We have devoted a lot of time and resource into preparing for facilitating GB participation in the European RR market.
When the delay was confirmed on 4 September, NGESO said, “We have devoted a lot of time and resource into preparing for facilitating GB participation in the European RR market. We therefore share the disappointment of other stakeholders that it is now not possible to achieve this in 2020. We realise that the uncertainly will add more questions concerning the plan for GB Go-Live.”
But behind the immediate problem lay a bigger one: the UK’s position after Brexit.
Now that the UK is classified as a ‘third country’ and is outside the IEM it will not be able to join TERRE directly. The GB market now has to decide the way forward – whether to invest in a parallel platform, go it alone or find another way to interact with TERRE (see story here).
These aspects of resilience within the electricity system are not the only issues to be considered. Many other aspects of resilience are equally important. Financial resilience is one example and companies fear that cutting loose from the EU will raise costs because of the increased uncertainty.
The UK’s largest domestic gas network Cadent, for example, noted in its response to Ofgem’s ‘draft determination’ on its income and expenditure plans, noted that “The uncertainty created by Brexit adds a premium to the return sought from investments in the UK” – this despite the fact that some would say that the entire future of gas distribution is in question and according to Cadent, “the most material factor that currently distinguishes the regulated networks is the risk that investors currently perceive to long-term revenue recovery in the gas industry.”
The Competition and Markets Authority (CMA) agreed. It said in its provisional findings on spending plans for water companies that “the significant spending plans announced by the government might reasonably be expected to lead to an increase in interest rates, while the Brexit debate continues to provide uncertainty about the Bank of England’s future interest rate decisions.”
the Brexit debate continues to provide uncertainty about the Bank of England’s future interest rate decisions
The CMA also extended the uncertainty over Brexit to such issues as filling staff vacancies. In its water company finding it said it would apply true-up factors in assessing staffing costs, because “there is considerable forecasting uncertainty due to macroeconomic factors, including Brexit”, and “there are concerns over the use of ONS household projections. These concerns are further amplified by the forecasting uncertainty created by Brexit and COVID-19.”
A key example of the type of indirect issue that UK power companies must deal with after Brexit is import and export, not of power, but of hardware: equipment and components. This is important not just for the UK’s power sector manufacturers, but also for suppliers who want to offer an ‘energy service’ model that may include, for example, solar PV installation or other energy efficiency backfitting.

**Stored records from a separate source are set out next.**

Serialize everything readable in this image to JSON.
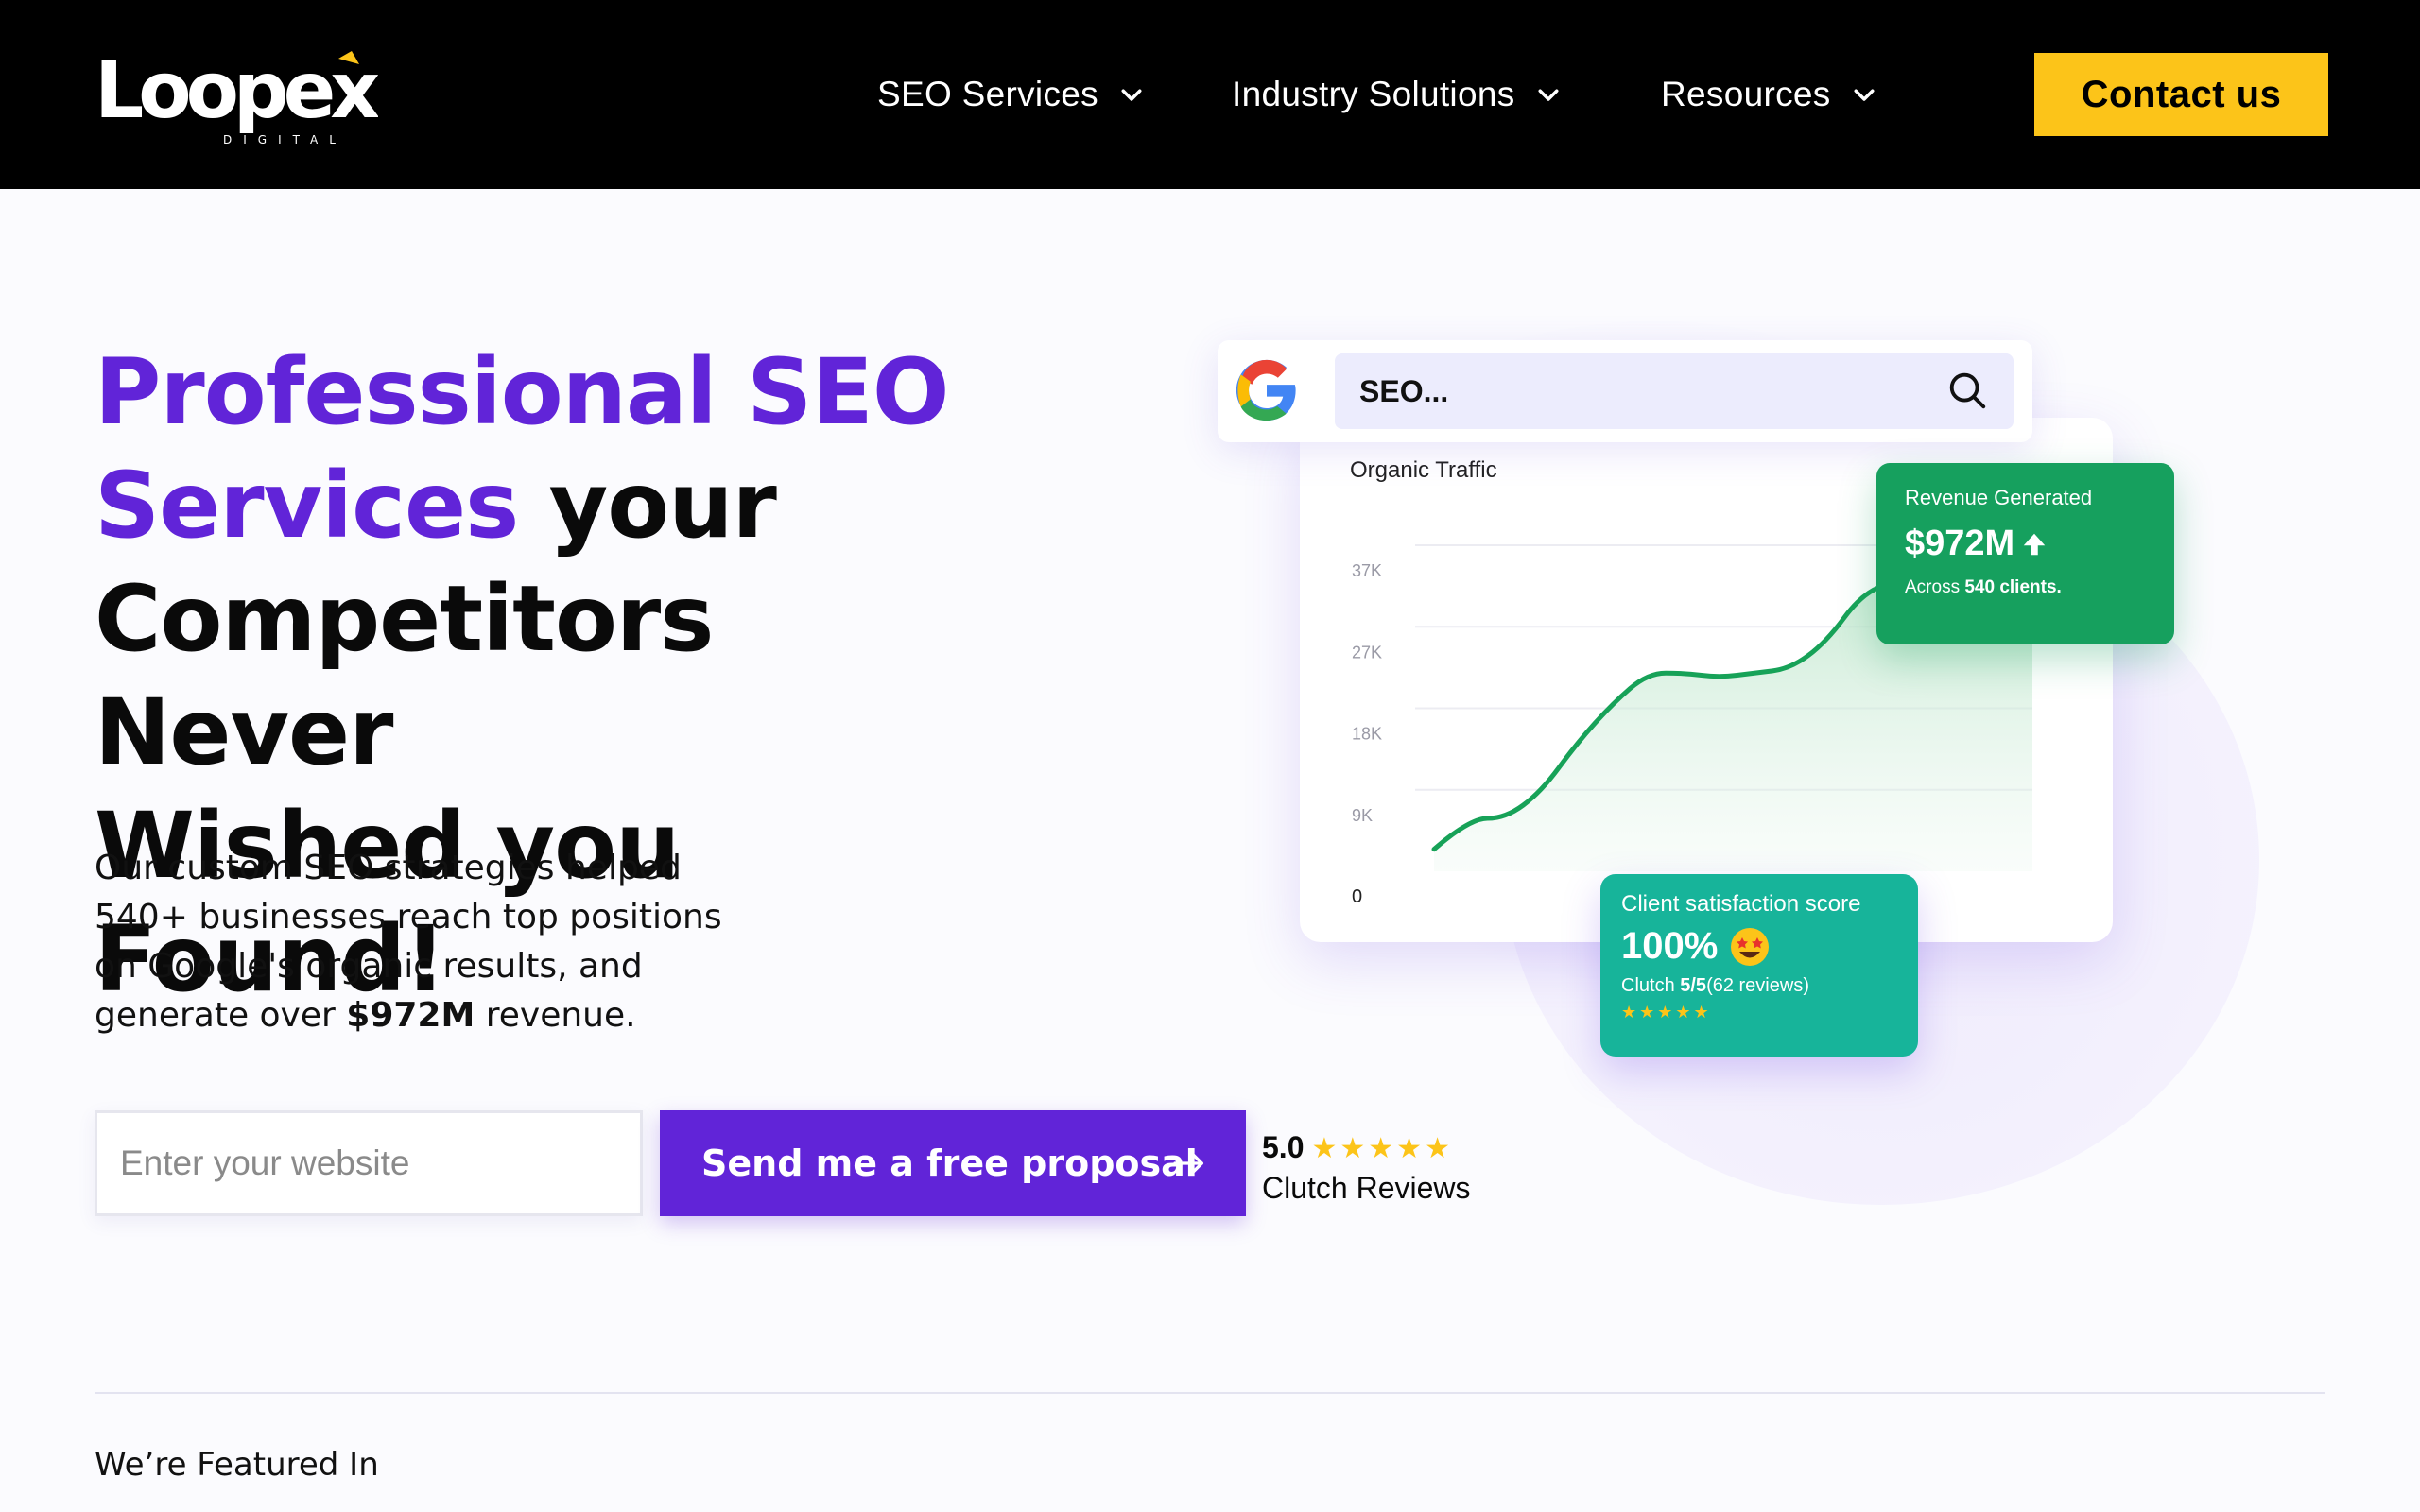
{
  "header": {
    "logo_text": "Loopex",
    "logo_subtext": "DIGITAL",
    "nav": [
      {
        "label": "SEO Services",
        "icon": "chevron-down-icon"
      },
      {
        "label": "Industry Solutions",
        "icon": "chevron-down-icon"
      },
      {
        "label": "Resources",
        "icon": "chevron-down-icon"
      }
    ],
    "contact_label": "Contact us"
  },
  "hero": {
    "headline_accent_1": "Professional SEO",
    "headline_accent_2": "Services",
    "headline_rest_1": " your",
    "headline_line_3": "Competitors Never",
    "headline_line_4": "Wished you Found!",
    "sub_part_1": "Our custom SEO strategies helped 540+ businesses reach top positions on Google's organic results, and generate over ",
    "sub_bold": "$972M",
    "sub_part_2": " revenue.",
    "input_placeholder": "Enter your website",
    "cta_label": "Send me a free proposal",
    "clutch_score": "5.0",
    "clutch_stars": "★★★★★",
    "clutch_label": "Clutch Reviews"
  },
  "illustration": {
    "search_text": "SEO...",
    "chart_title": "Organic Traffic",
    "y_ticks": [
      "37K",
      "27K",
      "18K",
      "9K",
      "0"
    ],
    "revenue_card": {
      "title": "Revenue Generated",
      "value": "$972M",
      "sub_prefix": "Across ",
      "sub_bold": "540 clients."
    },
    "satisfaction_card": {
      "title": "Client satisfaction score",
      "value": "100%",
      "sub_prefix": "Clutch ",
      "sub_bold": "5/5",
      "sub_suffix": "(62 reviews)",
      "stars": "★★★★★"
    },
    "colors": {
      "accent": "#6124d8",
      "cta_yellow": "#fcc419",
      "revenue_green": "#16a05e",
      "satisfaction_teal": "#17b49a"
    }
  },
  "chart_data": {
    "type": "area",
    "title": "Organic Traffic",
    "y_ticks": [
      "37K",
      "27K",
      "18K",
      "9K",
      "0"
    ],
    "ylim": [
      0,
      37000
    ],
    "values": [
      2500,
      6000,
      6000,
      9000,
      14500,
      19000,
      22500,
      22500,
      22000,
      22500,
      23000,
      26000,
      31500,
      33000,
      33000
    ]
  },
  "featured": {
    "label": "We’re Featured In"
  }
}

The UK’s supply chain has been trading without barriers with the EU for many years, the EU’s aim being that for UK companies the distance is the only difference beween a sub-supplier in France or Croatia and one in the UK. This has facilitated ‘just in time’ approaches to construction and maintenance. After 1 January that will no longer apply and there will be ‘hard’ borders with all the administration that implies. The government has been working on an IT system to manage customs declarations known as ‘SmartFreight’ but that remains in beta testing and a final version is not due to be released until spring 2021.
Despite well-publicised early problems, it is hard to assess the long term potential for delays or import barriers of necessary materials or equipment into the UK – or exports, for subsuppliers with customers elsewhere in the EU. That, like much else, remains to be seen.